This Since the only case where the central versus

This parameter is rather a minor one, since it
distinguishes only one phoneme of English from all others. For almost all
English consonants, the airflow through the oral cavity is central. Recall that
fricatives, like s or f , are produced with close approximation of the
active and passive articulators; however, if you produce any fricative, you
will feel that your articulators are actually pushed together quite tightly at
the sides of the oral cavity, with the actual close approximation, and hence
the narrow gap for airflow, left in the middle. The same is true for all the
approximants except one: if you produce rip and lip, and focus on
the initial consonants, you will notice that while the outgoing air for /r/, as
usual, moves along the centre of the mouth, for /l/ it moves down the sides. If
you find this difficult to feel, try making the related voiceless fricative
sound found in Welsh names spelled with , like Llewellyn;
because this is a fricative and involves close approximation of the
articulators, the airflow is easier to observe. Alternatively, try making an l
ingressively, pulling the air into your mouth instead of breathing it out, and
feel the cold air moving inwards along the sides of your tongue. In English,
both the clear and the dark allophones of /l/, and only these, have lateral
airflow, and are known as lateral approximants. Since the only case where the
central versus lateral difference is distinctive in English involves /r/ and
/l/, these should consistently be described as central and lateral
respectively. Although in a particularly thorough description, all other sounds
(except nasals, which have no oral airflow at all) should be explicitly stated
to be central, this definition will generally be understood rather than stated

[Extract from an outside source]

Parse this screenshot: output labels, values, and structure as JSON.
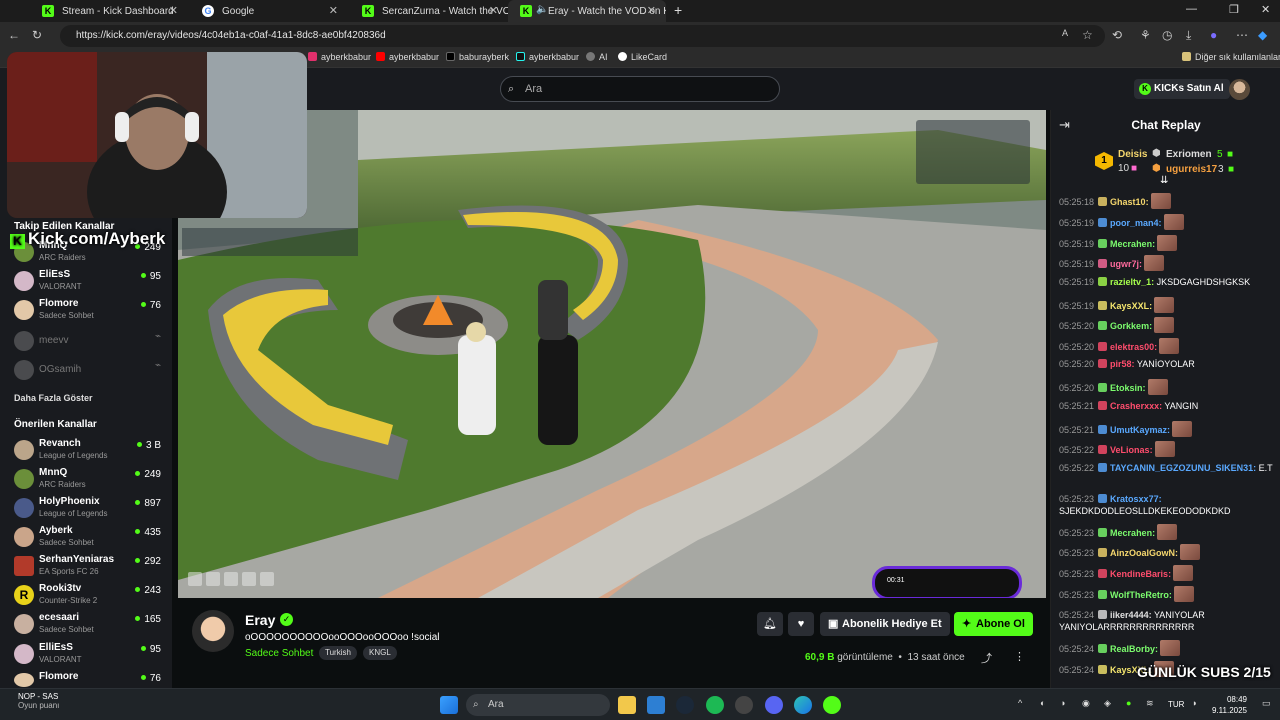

below, since the other English sounds do not contrast with lateral sounds of
the same place and manner of articulation, meaning that confusion is highly
unlikely.